I’m not sure if you’re at all familiar with Korean food, but they have these little side dishes that come to your table when you sit down, called panchan. They are DELCIOUS. They usually involve pickled veggies, or sauteed ones, or a korean version of potato salad, or these yummy black beans, and lots of other things. All korean grocery stores sell them, and this Sunrise Mart happens to sell them too, along with some other Korean items.

Prepared food case at Sunrise Mart

The point of all of this background information (yes, I realize I’m very wordy!) is that i was seriously craving some panchan yesterday. So I decided that I would go to the store and buy some, and then make some asian-inspired dinner to go along with it. I wasn’t sure what I would make but knew it would involve broiling fish and roasting veggies with some sort of asian glaze.

When I got to Sunrise Mart, I went over to the veggie area and selected some Japanese eggplant, along with what I thought was a very large sweet potato, although the label said Satsumaimo. This didn’t deter me because I knew that if it wasn’t a sweet potato, it was some other root veggie that could most likely be cooked similarly. I also picked up some white fish fillets also with a name I didn’t recognize, but it looked vaguely like Tilapia. (I looked up Satsumaimo when I got home and found out that it’s a japanese sweet potato with a milder flavor, softer flesh, and a lighter yellow coloring than an American sweet potato).

Satsumaimo, or japanese sweet potato
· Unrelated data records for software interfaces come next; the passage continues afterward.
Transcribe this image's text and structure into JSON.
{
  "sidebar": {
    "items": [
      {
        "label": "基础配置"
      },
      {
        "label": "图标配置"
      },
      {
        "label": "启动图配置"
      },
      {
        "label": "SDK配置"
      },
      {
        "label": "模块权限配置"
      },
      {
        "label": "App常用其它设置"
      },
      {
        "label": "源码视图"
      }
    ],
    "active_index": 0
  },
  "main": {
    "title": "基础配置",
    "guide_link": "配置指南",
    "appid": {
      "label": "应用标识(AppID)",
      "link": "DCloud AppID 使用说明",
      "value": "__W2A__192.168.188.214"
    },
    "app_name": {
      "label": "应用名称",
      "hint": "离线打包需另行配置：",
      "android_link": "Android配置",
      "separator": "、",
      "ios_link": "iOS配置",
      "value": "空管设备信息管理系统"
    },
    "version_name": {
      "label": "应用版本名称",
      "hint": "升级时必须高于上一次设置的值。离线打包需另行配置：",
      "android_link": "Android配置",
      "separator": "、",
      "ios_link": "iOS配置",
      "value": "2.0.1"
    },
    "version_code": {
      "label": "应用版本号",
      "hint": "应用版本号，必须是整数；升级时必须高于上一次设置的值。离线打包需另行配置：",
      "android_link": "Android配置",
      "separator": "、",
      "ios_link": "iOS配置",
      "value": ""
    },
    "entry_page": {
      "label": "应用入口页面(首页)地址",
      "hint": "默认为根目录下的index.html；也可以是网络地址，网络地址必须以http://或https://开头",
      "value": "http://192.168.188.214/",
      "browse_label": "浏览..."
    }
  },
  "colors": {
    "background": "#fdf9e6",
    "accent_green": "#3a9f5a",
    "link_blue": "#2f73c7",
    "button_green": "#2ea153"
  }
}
Source

I wandered around the store further ( I could literally spend hours in an asian grocery store picking up and investigating every item) and came across a case of Miso paste. I’ve been wanting to buy miso for the longest time, so I took some of that and figured I could incorporate it into my glaze.

Tasty taters!

I walked home excitedly, with my purchases in hand and immediately scoured the internet for recipes for Miso glazes. After getting the feel for what went into a basic miso glaze, I created my own and discovered one of the easiest, most delicious dinners I’ve ever made! I’ll definitely be looking for that Satsumaimo again…both Nate and I agreed that it tasted like candy. While this dinner had more obscure ingredients,  you can substitute most everything for the American versions, but you will definitely need Miso paste.

Mah-is-geh deuseyo! (Bon appetit in Korean ;) )

 

Miso Glazed Fish and veggies

Recipe by Me

2 Tbsp Miso paste (i used yellow but i don’t think it matters)
2 Tbsp seasoned rice vinegar (you can find in any grocery store)
1 Tbsp sake, vermouth, or dry white wine
1 Tbsp sugar
1 Tbsp orange juice
1 Tbsp sesame oil

1 lb white fish fillets (Tilapia works well)
Assorted roasting veggies (i used 2 japanese eggplant and about 3/4 lb sweet potato), chopped into large cubes
1 Tbsp olive oil

Toss vegetables with olive oil. Spread on baking sheet and roast in oven at 450 for 30-40 minutes or until tender, but not too brown.

When veggies are cooked, remove from oven and brush glaze on top.

Broil veggies until glaze is caramelized and browning. Remove from oven.

Spread enough glaze on fish fillets to cover. Broil until fish flakes easily and top is golden. Brush additional glaze on fish and veggies if desired.